Three men have been duped out of nearly AU$500,000 (NZ$544,000) after an alleged love scam saw three people hit with a string of fraud charges.

Queensland Police charged two Benowa women, aged 52 and 29, and a 52-year-old Mermaid Beach man with offences including fraud, receiving tainted property, possessing tainted property and contravening an order about access to information stored electronically for their love scam.

It is alleged the trio defrauded three men between June 2022 and February this year.

Two men in their 70s engaged in a paid dating service after responding to a personal advertisement, making payments to a woman in her 50s who claimed to be a widow.

Police allege the woman claimed she needed large payments to get out of a work contract.

One of the men lost about AU$42,000 (NZ$45,650) before raising concerns with a friend about a potential scam.

His matter was referred to police in February.

A second man from the Cassowary Coast lost a total of AU$343,500 (NZ$373,400) before reporting the scam to police in March.

In July, police conducted searches at two addresses at Benowa on the Gold Coast and an address at Mermaid Beach, where they recovered AU$79,200 (NZ$86,000) in cash stuffed in pillows.

Investigations at the properties led police to evidence of a third man duped under the same scam, with a man in his 50s from Western Australia allegedly defrauded out of more than AU$111,000 (NZ$120,000).

The two Benowa women have each been charged with five counts of fraud.

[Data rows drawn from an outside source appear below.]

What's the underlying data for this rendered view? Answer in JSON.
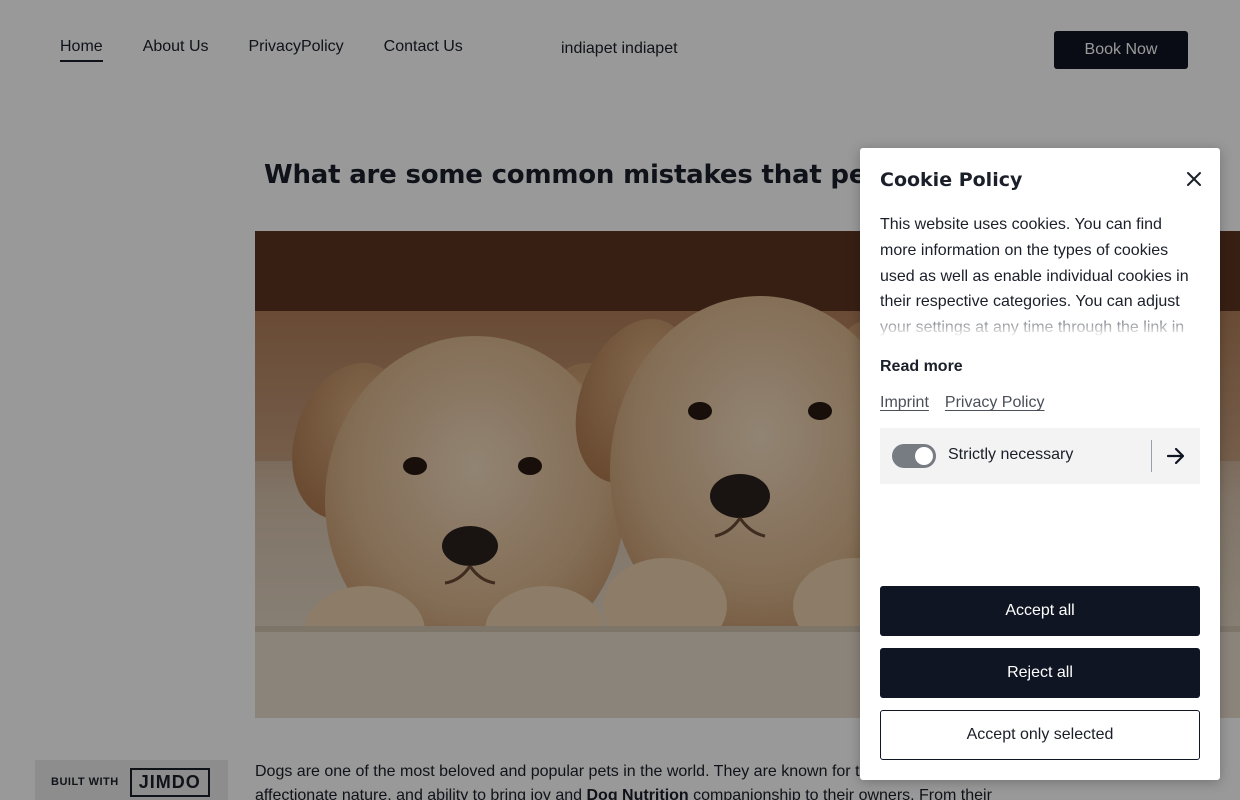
{
  "nav": {
    "items": [
      {
        "label": "Home",
        "active": true
      },
      {
        "label": "About Us",
        "active": false
      },
      {
        "label": "PrivacyPolicy",
        "active": false
      },
      {
        "label": "Contact Us",
        "active": false
      }
    ],
    "brand": "indiapet indiapet",
    "book_button": "Book Now"
  },
  "article": {
    "title": "What are some common mistakes that pet owne",
    "hero_image": "two golden retriever puppies resting paws on a ledge",
    "body_part1": "Dogs are one of the most beloved and popular pets in the world. They are known for th",
    "body_part2": "affectionate nature, and ability to bring joy and ",
    "body_bold": "Dog Nutrition",
    "body_part3": " companionship to their owners. From their"
  },
  "badge": {
    "built_with": "BUILT WITH",
    "logo": "JIMDO"
  },
  "cookie": {
    "title": "Cookie Policy",
    "description": "This website uses cookies. You can find more information on the types of cookies used as well as enable individual cookies in their respective categories. You can adjust your settings at any time through the link in the",
    "read_more": "Read more",
    "imprint_link": "Imprint",
    "privacy_link": "Privacy Policy",
    "category_label": "Strictly necessary",
    "category_enabled": true,
    "accept_all": "Accept all",
    "reject_all": "Reject all",
    "accept_selected": "Accept only selected"
  },
  "colors": {
    "primary_dark": "#0f1522",
    "overlay": "rgba(0,0,0,0.40)",
    "toggle_on": "#777b82"
  }
}
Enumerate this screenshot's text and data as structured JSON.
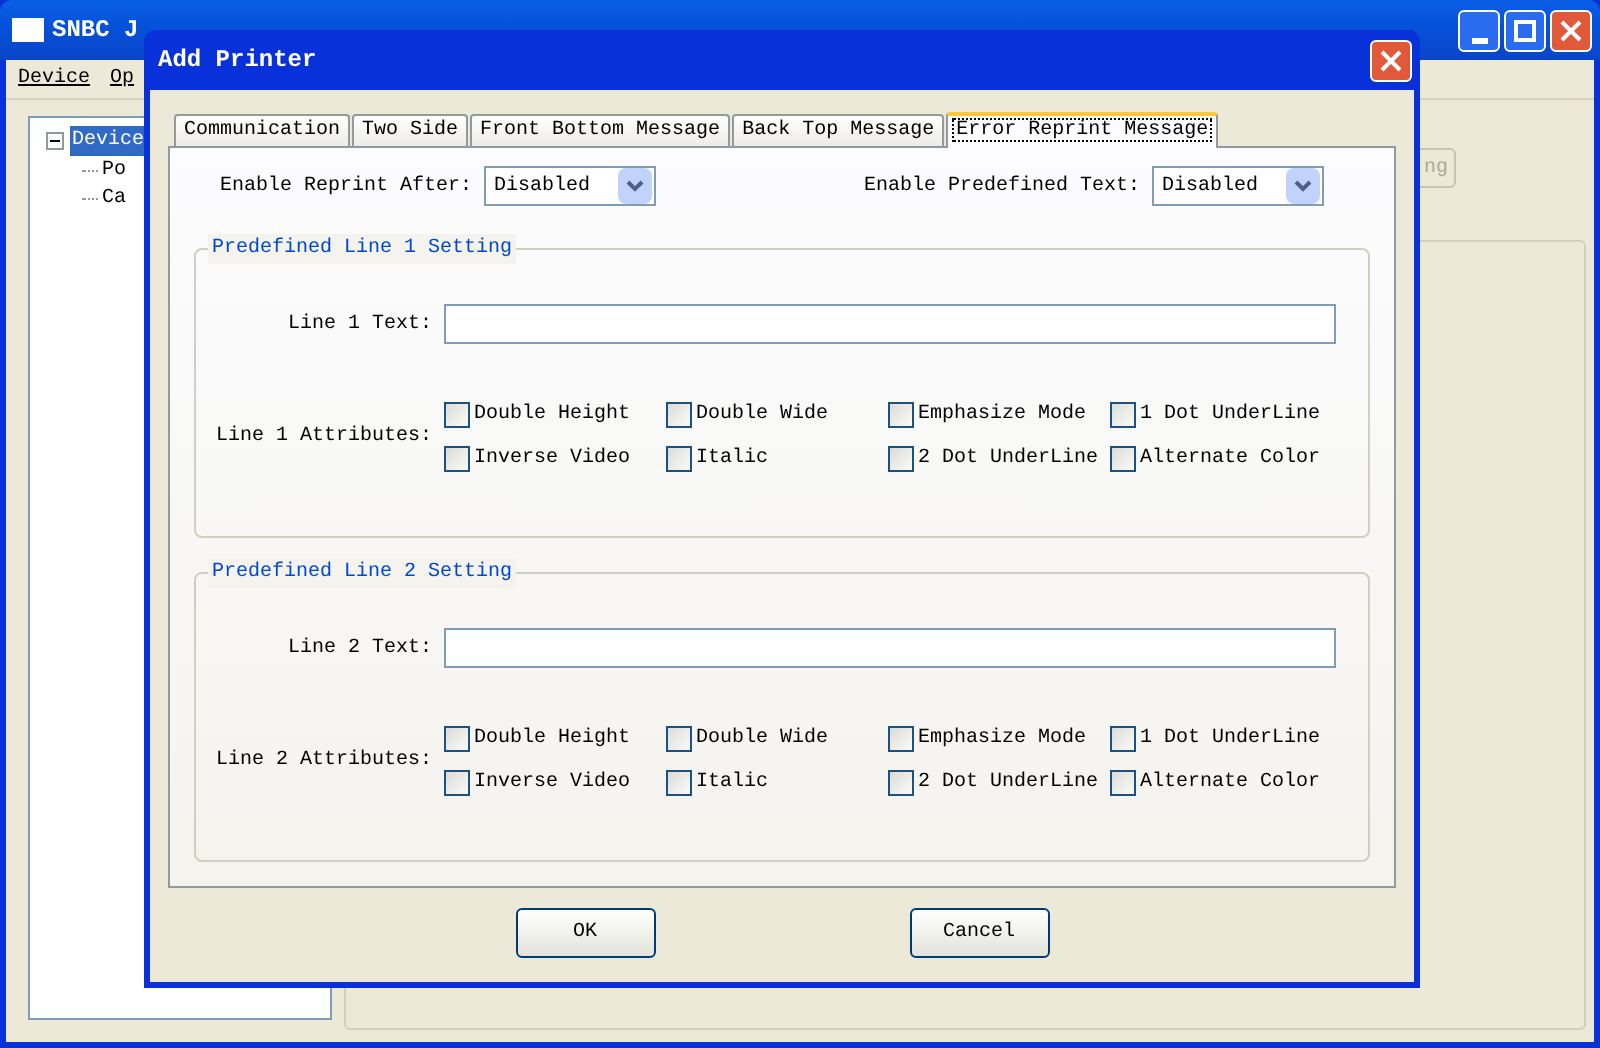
{
  "main_window": {
    "title": "SNBC J",
    "menu": [
      "Device",
      "Op"
    ],
    "tree": {
      "label": "Device",
      "selected": true,
      "expanded": true,
      "children": [
        {
          "label": "Po"
        },
        {
          "label": "Ca"
        }
      ]
    },
    "partial_button": "ng"
  },
  "dialog": {
    "title": "Add Printer",
    "tabs": [
      {
        "label": "Communication",
        "selected": false
      },
      {
        "label": "Two Side",
        "selected": false
      },
      {
        "label": "Front Bottom Message",
        "selected": false
      },
      {
        "label": "Back Top Message",
        "selected": false
      },
      {
        "label": "Error Reprint Message",
        "selected": true
      }
    ],
    "enable_reprint_after": {
      "label": "Enable Reprint After:",
      "value": "Disabled"
    },
    "enable_predefined_text": {
      "label": "Enable Predefined Text:",
      "value": "Disabled"
    },
    "groups": [
      {
        "title": "Predefined Line 1 Setting",
        "text_label": "Line 1 Text:",
        "attributes_label": "Line 1 Attributes:",
        "attributes": [
          {
            "label": "Double Height",
            "checked": false
          },
          {
            "label": "Double Wide",
            "checked": false
          },
          {
            "label": "Emphasize Mode",
            "checked": false
          },
          {
            "label": "1 Dot UnderLine",
            "checked": false
          },
          {
            "label": "Inverse Video",
            "checked": false
          },
          {
            "label": "Italic",
            "checked": false
          },
          {
            "label": "2 Dot UnderLine",
            "checked": false
          },
          {
            "label": "Alternate Color",
            "checked": false
          }
        ]
      },
      {
        "title": "Predefined Line 2 Setting",
        "text_label": "Line 2 Text:",
        "attributes_label": "Line 2 Attributes:",
        "attributes": [
          {
            "label": "Double Height",
            "checked": false
          },
          {
            "label": "Double Wide",
            "checked": false
          },
          {
            "label": "Emphasize Mode",
            "checked": false
          },
          {
            "label": "1 Dot UnderLine",
            "checked": false
          },
          {
            "label": "Inverse Video",
            "checked": false
          },
          {
            "label": "Italic",
            "checked": false
          },
          {
            "label": "2 Dot UnderLine",
            "checked": false
          },
          {
            "label": "Alternate Color",
            "checked": false
          }
        ]
      }
    ],
    "buttons": [
      "OK",
      "Cancel"
    ]
  }
}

The 52-year-old faces additional charges of receiving tainted property, possessing tainted property and contravening an order about access to information stored electronically.

Both are expected to appear in Southport Magistrates Court on October 3.

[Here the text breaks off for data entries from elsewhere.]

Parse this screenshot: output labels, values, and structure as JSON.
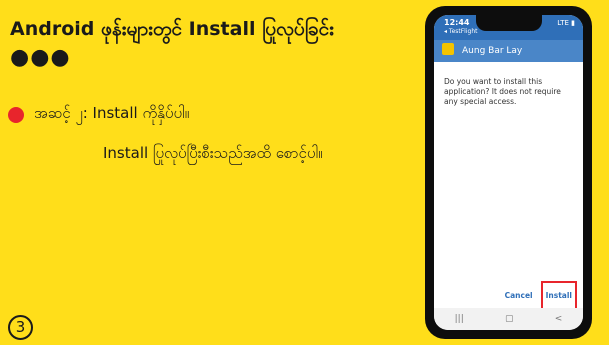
{
  "slide": {
    "title": "Android ဖုန်းများတွင် Install ပြုလုပ်ခြင်း",
    "dots": "●●●",
    "step_line": "အဆင့် ၂: Install ကိုနှိပ်ပါ။",
    "step_detail": "Install ပြုလုပ်ပြီးစီးသည်အထိ စောင့်ပါ။",
    "page_number": "3"
  },
  "phone": {
    "status_time": "12:44",
    "status_back": "◂ TestFlight",
    "status_right": "LTE ▮",
    "app_name": "Aung Bar Lay",
    "dialog_message": "Do you want to install this application? It does not require any special access.",
    "cancel_label": "Cancel",
    "install_label": "Install",
    "nav_recent": "|||",
    "nav_home": "▢",
    "nav_back": "<"
  },
  "colors": {
    "background": "#ffde1a",
    "bullet": "#e8252c",
    "app_header": "#4a86c8",
    "highlight": "#e8252c"
  }
}
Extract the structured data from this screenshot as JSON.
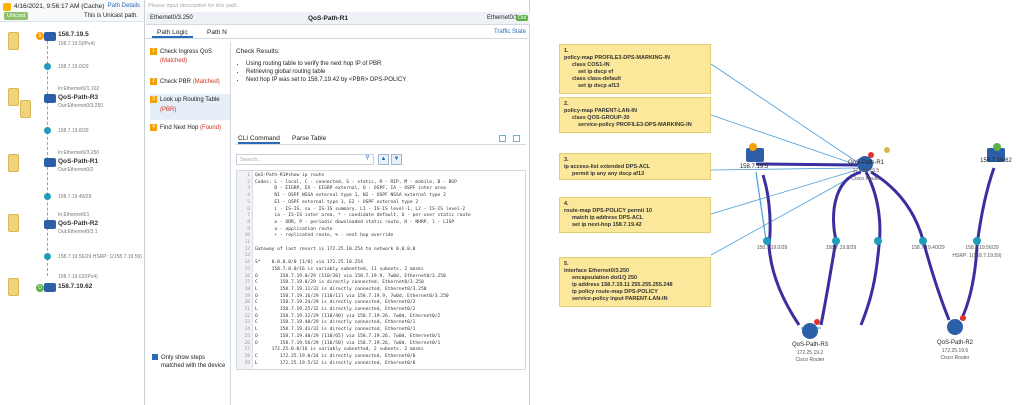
{
  "left": {
    "datetime": "4/16/2021, 9:56:17 AM (Cache)",
    "path_details": "Path Details",
    "badge": "Unicast",
    "unicast_text": "This is Unicast path.",
    "nodes": [
      {
        "title": "158.7.19.5",
        "sub": "158.7.19.5(IPv4)"
      },
      {
        "title": "158.7.19.0/29",
        "sub": ""
      },
      {
        "title": "QoS-Path-R3",
        "sub": "In:Ethernet0/1.102",
        "sub2": "Out:Ethernet0/3.250"
      },
      {
        "title": "158.7.19.8/29",
        "sub": ""
      },
      {
        "title": "QoS-Path-R1",
        "sub": "In:Ethernet0/3.250",
        "sub2": "Out:Ethernet0/2"
      },
      {
        "title": "158.7.19.40/29",
        "sub": ""
      },
      {
        "title": "QoS-Path-R2",
        "sub": "In:Ethernet0/1",
        "sub2": "Out:Ethernet0/3.1"
      },
      {
        "title": "158.7.19.56/29 HSRP: 1(158.7.19.59)",
        "sub": ""
      },
      {
        "title": "158.7.19.62",
        "sub": "158.7.19.62(IPv4)"
      }
    ]
  },
  "mid": {
    "description_placeholder": "Please input description for this path...",
    "header_left": "Ethernet0/3.250",
    "header_center": "QoS-Path-R1",
    "header_right": "Ethernet0/1",
    "header_badge": "Out",
    "tab1": "Path Logic",
    "tab2": "Path N",
    "traffic_state": "Traffic State",
    "steps": [
      {
        "num": "1",
        "label": "Check Ingress QoS",
        "status": "(Matched)"
      },
      {
        "num": "2",
        "label": "Check PBR",
        "status": "(Matched)"
      },
      {
        "num": "3",
        "label": "Look up Routing Table",
        "status": "(PBR)"
      },
      {
        "num": "4",
        "label": "Find Next Hop",
        "status": "(Found)"
      }
    ],
    "show_steps": "Only show steps matched with the device",
    "check_results_title": "Check Results:",
    "check_results": [
      "Using routing table to verify the next hop IP of PBR",
      "Retrieving global routing table",
      "Next hop IP was set to 158.7.19.42 by <PBR> DPS-POLICY"
    ],
    "cli_tab": "CLI Command",
    "parse_tab": "Parse Table",
    "search_placeholder": "Search...",
    "code_lines": [
      {
        "n": "1",
        "t": "QoS-Path-R1#show ip route"
      },
      {
        "n": "2",
        "t": "Codes: L - local, C - connected, S - static, R - RIP, M - mobile, B - BGP"
      },
      {
        "n": "3",
        "t": "       D - EIGRP, EX - EIGRP external, O - OSPF, IA - OSPF inter area"
      },
      {
        "n": "4",
        "t": "       N1 - OSPF NSSA external type 1, N2 - OSPF NSSA external type 2"
      },
      {
        "n": "5",
        "t": "       E1 - OSPF external type 1, E2 - OSPF external type 2"
      },
      {
        "n": "6",
        "t": "       i - IS-IS, su - IS-IS summary, L1 - IS-IS level-1, L2 - IS-IS level-2"
      },
      {
        "n": "7",
        "t": "       ia - IS-IS inter area, * - candidate default, U - per-user static route"
      },
      {
        "n": "8",
        "t": "       o - ODR, P - periodic downloaded static route, H - NHRP, l - LISP"
      },
      {
        "n": "9",
        "t": "       a - application route"
      },
      {
        "n": "10",
        "t": "       + - replicated route, % - next hop override"
      },
      {
        "n": "11",
        "t": ""
      },
      {
        "n": "12",
        "t": "Gateway of last resort is 172.25.10.254 to network 0.0.0.0"
      },
      {
        "n": "13",
        "t": ""
      },
      {
        "n": "14",
        "t": "S*    0.0.0.0/0 [1/0] via 172.25.10.254"
      },
      {
        "n": "15",
        "t": "      158.7.0.0/16 is variably subnetted, 11 subnets, 2 masks"
      },
      {
        "n": "16",
        "t": "O        158.7.19.0/29 [110/20] via 158.7.19.9, 7w0d, Ethernet0/3.250"
      },
      {
        "n": "17",
        "t": "C        158.7.19.8/29 is directly connected, Ethernet0/3.250"
      },
      {
        "n": "18",
        "t": "L        158.7.19.11/32 is directly connected, Ethernet0/3.250"
      },
      {
        "n": "19",
        "t": "O        158.7.19.16/29 [110/11] via 158.7.19.9, 7w0d, Ethernet0/3.250"
      },
      {
        "n": "20",
        "t": "C        158.7.19.24/29 is directly connected, Ethernet0/2"
      },
      {
        "n": "21",
        "t": "L        158.7.19.25/32 is directly connected, Ethernet0/2"
      },
      {
        "n": "22",
        "t": "O        158.7.19.32/29 [110/40] via 158.7.19.26, 7w0d, Ethernet0/2"
      },
      {
        "n": "23",
        "t": "C        158.7.19.40/29 is directly connected, Ethernet0/1"
      },
      {
        "n": "24",
        "t": "L        158.7.19.41/32 is directly connected, Ethernet0/1"
      },
      {
        "n": "25",
        "t": "O        158.7.19.48/29 [110/65] via 158.7.19.26, 7w0d, Ethernet0/1"
      },
      {
        "n": "26",
        "t": "O        158.7.19.56/29 [110/50] via 158.7.19.26, 7w0d, Ethernet0/1"
      },
      {
        "n": "27",
        "t": "      172.25.0.0/16 is variably subnetted, 2 subnets, 2 masks"
      },
      {
        "n": "28",
        "t": "C        172.25.19.0/24 is directly connected, Ethernet0/0"
      },
      {
        "n": "29",
        "t": "L        172.25.19.5/32 is directly connected, Ethernet0/0"
      }
    ]
  },
  "map": {
    "notes": [
      {
        "lines": [
          "1.",
          "policy-map PROFILE3-DPS-MARKING-IN",
          "  class COS1-IN",
          "    set ip dscp ef",
          "  class class-default",
          "    set ip dscp af13"
        ]
      },
      {
        "lines": [
          "2.",
          "policy-map PARENT-LAN-IN",
          "  class QOS-GROUP-30",
          "    service-policy PROFILE3-DPS-MARKING-IN"
        ]
      },
      {
        "lines": [
          "3.",
          "ip access-list extended DPS-ACL",
          "  permit ip any any dscp af13"
        ]
      },
      {
        "lines": [
          "4.",
          "route-map DPS-POLICY permit 10",
          "  match ip address DPS-ACL",
          "  set ip next-hop 158.7.19.42"
        ]
      },
      {
        "lines": [
          "5.",
          "interface Ethernet0/3.250",
          "  encapsulation dot1Q 250",
          "  ip address 158.7.19.11 255.255.255.248",
          "  ip policy route-map DPS-POLICY",
          "  service-policy input PARENT-LAN-IN"
        ]
      }
    ],
    "devices": [
      {
        "label": "158.7.19.5",
        "sub": ""
      },
      {
        "label": "QoS-Path-R1",
        "sub": "172.25.19.5",
        "sub2": "Cisco Router"
      },
      {
        "label": "158.7.19.62",
        "sub": ""
      },
      {
        "label": "158.7.19.0/29",
        "sub": ""
      },
      {
        "label": "158.7.19.8/29",
        "sub": ""
      },
      {
        "label": "158.7.19.40/29",
        "sub": ""
      },
      {
        "label": "158.7.19.56/29",
        "sub": "HSRP: 1(158.7.19.59)"
      },
      {
        "label": "QoS-Path-R3",
        "sub": "172.25.19.2",
        "sub2": "Cisco Router"
      },
      {
        "label": "QoS-Path-R2",
        "sub": "172.25.19.6",
        "sub2": "Cisco Router"
      }
    ]
  }
}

The 52-year-old Mermaid Beach man has been charged with four counts of fraud and is expected to appear in the same court on September 18.

Police investigations are ongoing and detectives have urged anyone with information to come forward.

“Anyone at any stage in life can be vulnerable to scams, and while it is confronting and upsetting, we ask victims to come forward, seek support and report what has happened to ReportCyber or to police,” Detective Sergeant Matthew Hogan said.

“To defraud any person is horrible, but to specifically seek out mature people who may be vulnerable, it’s cruel and QPS (Queensland Police Service) will investigate all matters until (the) alleged offenders are before the court and support is provided to those victims.”

Click Here For Original Source.

. . . . . . .